- Find adults you respect to mentor and advocate for you.
- Use your foster parents as resources for advice and help with planning.
Assessments are designed to match your skills, interests and abilities with those required in various occupations. You can learn what education and backgrounds are required for careers.
You take career assessments in at most any age. Think about what they tell you. An assessment might suggest tell you that you have good people skills, which might mean you would consider becoming a salesperson, a child care teacher, or a nurse.
If you have already left school, go to the job service in your area which will have comprehensive career planning support and assessments to help you choose a career path.
You can also call your high school counseling office to find out how to access career assessment you have taken. Your results are saved.
The Career Locker website is an excellent resource for people of all ages. You can also take assessments at their site, wiscareers.wisc.edu.
Talk to your foster parents, teachers, or other adults to get feedback and support in your career planning. At these sites, everything will be saved for you and you can go back and continue where you left off or update your responses.
You will also find information about:
- Specific occupations
- Specific schools
- Highest paying occupations
- Education Required for a specific occupation
- Training schools apprenticeships, colleges, and universities
If you speak Spanish, you will have a better chance of getting a job.
No job is perfect. Some people love their work and some don’t. Many factors play into this. A few are lucky and fall into work they love.
But for most people, it doesn’t happen that way. They had to plan, train, get job experience, and search for a good job. Begin when you are young to find a career that suits you. Find one that matches your skills, educational background and interests. You will lead a easier life if you do some good career planning.
One great thing about careers—you will probably have several careers and choose several different career paths in your life. Start when you are young and looking forward to your first job. You will be glad you did.
Job Corps and the Military Branches
Both Job Corps and the military braches also offer you career training, as well as providing for your basic needs: a place to live, food, medical care.
Job Corps is a free education and training program throughout the U.S. that provides the all-around skills you need to succeed in a career and in life. There are job corps in every state, and each one has a variety of different programs, ranging from massage therapy to nursing to carpentry to clerical work and beyond. jobcorps.gov/home.aspx
The Wisconsin job corps is in Blackwell. Go to: blackwell.jobcorps.gov/home.aspx or http://milwaukee.jobcorps.gov/home.aspx
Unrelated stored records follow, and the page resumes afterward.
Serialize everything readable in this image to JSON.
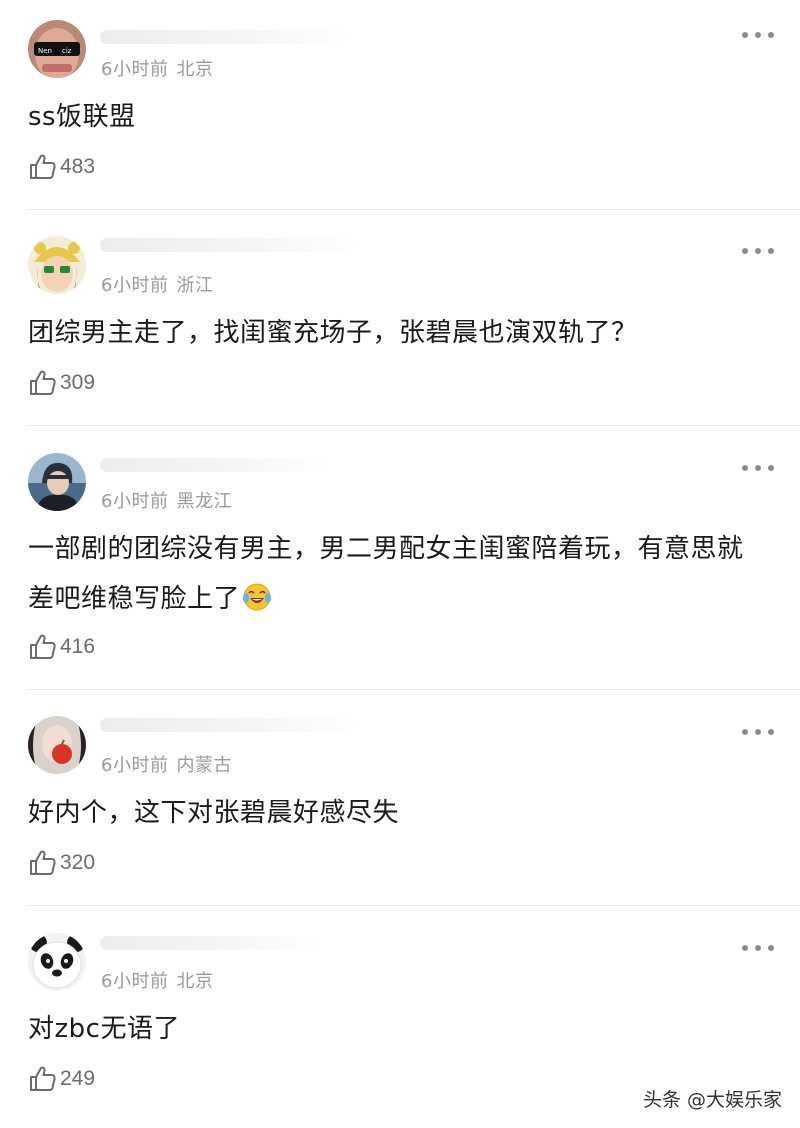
{
  "comments": [
    {
      "time": "6小时前",
      "location": "北京",
      "text": "ss饭联盟",
      "likes": "483",
      "avatar_icon": "avatar-sunglasses-man"
    },
    {
      "time": "6小时前",
      "location": "浙江",
      "text": "团综男主走了，找闺蜜充场子，张碧晨也演双轨了？",
      "likes": "309",
      "avatar_icon": "avatar-girl-yellow-hat"
    },
    {
      "time": "6小时前",
      "location": "黑龙江",
      "text": "一部剧的团综没有男主，男二男配女主闺蜜陪着玩，有意思就差吧维稳写脸上了",
      "likes": "416",
      "avatar_icon": "avatar-anime-character",
      "emoji": "laughing-crying-emoji"
    },
    {
      "time": "6小时前",
      "location": "内蒙古",
      "text": "好内个，这下对张碧晨好感尽失",
      "likes": "320",
      "avatar_icon": "avatar-girl-with-apple"
    },
    {
      "time": "6小时前",
      "location": "北京",
      "text": "对zbc无语了",
      "likes": "249",
      "avatar_icon": "avatar-panda"
    }
  ],
  "watermark": "头条 @大娱乐家",
  "colors": {
    "meta_text": "#9a9a9a",
    "body_text": "#1a1a1a",
    "like_text": "#6c6c6c",
    "divider": "#e8e8e8"
  }
}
The U.S. Armed Forces are made up of the five armed service branches: Air Force, Army, Coast Guard, Marine Corps, and Navy. Go to Ten Steps to Joining the Military for more information. military.com/join-armed-forces/